                                                                          Your neighborhood mom&pop fish-n-chips probably has similar sodium levels in their breading - even though they do not provide a nutritional fact sheet.

                                                                          1. Saltiness is a learned taste. I cooked in restaurants of varying quality when i was younger, then when I got married and bought a house we had no salt in it for 2 years. Trust me, we ate well. Now, years later and in better financial shape we eat out more and use a moderate amount of salt at home. Resto meals almost always taste salty to me.

                                                                            You can't eat the garbage at chain restaurants in America and assume they regard your health as anything but disposable. Salt is used as a preservative, a way to get people to order more drinks (high profit margins) and to mask the inferior quality of the ingredients and lack of skill in the kitchen.

                                                                            Sorry to sound harsh but to me there is no better food than a pepper of cucumber pulled from my garden, an apricot plucked from my tree or a fish pulled from the water. Processed, frozen and quick fried by a minimum wage cook is hardly something I want to put in my body.

                                                                            1. A number of posters have written that restaurants use salt in place of quality ingredients.

                                                                              There's an article in the NYTimes on the Perfect Burger that calls that claim into question.

                                                                              "All the chefs agree that salt is crucial. Whether you’re using kosher, table or sea salt, you should be pretty liberal with it. Beef can take more salt than you think. Most chefs recommended seasoning the burger just before cooking it."

                                                                              1. There's a reason that New York was going to enforce salt limitations on food. People do it so we'll eat more. i needed to stop eating salt for health reasons and I've dropped about 30 lbs over the last few years. When food is less salted/not salted you don't crave it in the same way. It doesn't mean it's not delicious. It's just that food with little salt doesn't turn off our biological reminders that we're full.

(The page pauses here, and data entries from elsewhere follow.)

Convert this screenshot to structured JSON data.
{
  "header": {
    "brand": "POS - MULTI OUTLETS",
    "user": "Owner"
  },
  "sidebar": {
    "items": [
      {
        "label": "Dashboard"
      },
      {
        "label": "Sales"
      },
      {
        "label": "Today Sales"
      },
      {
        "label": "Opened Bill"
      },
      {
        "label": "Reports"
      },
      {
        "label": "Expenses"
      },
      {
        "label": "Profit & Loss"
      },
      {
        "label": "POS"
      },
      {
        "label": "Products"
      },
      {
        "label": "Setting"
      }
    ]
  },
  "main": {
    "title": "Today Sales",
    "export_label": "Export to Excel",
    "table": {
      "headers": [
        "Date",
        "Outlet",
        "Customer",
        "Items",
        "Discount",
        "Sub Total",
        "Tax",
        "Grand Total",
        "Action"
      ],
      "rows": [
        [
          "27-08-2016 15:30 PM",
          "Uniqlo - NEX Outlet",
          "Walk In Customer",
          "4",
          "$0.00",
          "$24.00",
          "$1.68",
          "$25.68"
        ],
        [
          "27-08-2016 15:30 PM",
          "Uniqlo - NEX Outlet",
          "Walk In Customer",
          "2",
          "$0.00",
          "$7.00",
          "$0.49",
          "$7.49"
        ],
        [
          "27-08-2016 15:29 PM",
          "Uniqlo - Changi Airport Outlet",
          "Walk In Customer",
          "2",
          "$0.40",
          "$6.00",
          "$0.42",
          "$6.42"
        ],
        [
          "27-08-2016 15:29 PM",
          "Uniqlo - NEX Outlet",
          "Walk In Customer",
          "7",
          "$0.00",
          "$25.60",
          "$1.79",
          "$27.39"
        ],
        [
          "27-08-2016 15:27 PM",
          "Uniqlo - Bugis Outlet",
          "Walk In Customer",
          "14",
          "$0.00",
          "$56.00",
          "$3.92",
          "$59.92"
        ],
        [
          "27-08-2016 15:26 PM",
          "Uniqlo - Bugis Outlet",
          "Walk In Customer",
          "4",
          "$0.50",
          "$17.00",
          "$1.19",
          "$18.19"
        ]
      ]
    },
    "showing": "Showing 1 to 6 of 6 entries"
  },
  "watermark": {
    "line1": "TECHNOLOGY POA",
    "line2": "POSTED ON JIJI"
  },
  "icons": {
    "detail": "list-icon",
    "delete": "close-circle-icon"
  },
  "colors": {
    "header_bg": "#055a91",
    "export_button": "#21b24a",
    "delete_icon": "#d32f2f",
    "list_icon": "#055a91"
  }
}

                                                                                2 Replies
                                                                                1. re: charitytd

                                                                                  Please show me evidence that New York "was going to enforce salt limitations on food." While you're at it please cite evidence to the statement, "It's just that food with little salt doesn't turn off our biological reminders that we're full."

                                                                                  1. re: charitytd

                                                                                    charitytd, is this what you're referring to?


                                                                                    New York was never "going to enforce salt limitations on food." Maybe you're confusing salt with transfats.

                                                                                    1. re: pikawicca

                                                                                      But how can you make bacon or ham without salt? Any dish featuring a salt-cured meat is going to have a far higher sodium content than one without, and I am sure people with hypertension know to avoid bacon (poor souls). It may again be a question of portion size, as in how many pieces of ham are in that sandwich - I don't know, I haven't been to Denny's since that time my friend from college almost got us kicked out circa 1993 - and I imagine a lot of the foods served there are already processed (ie with added salt) before they arrive at the back door of the restaurant.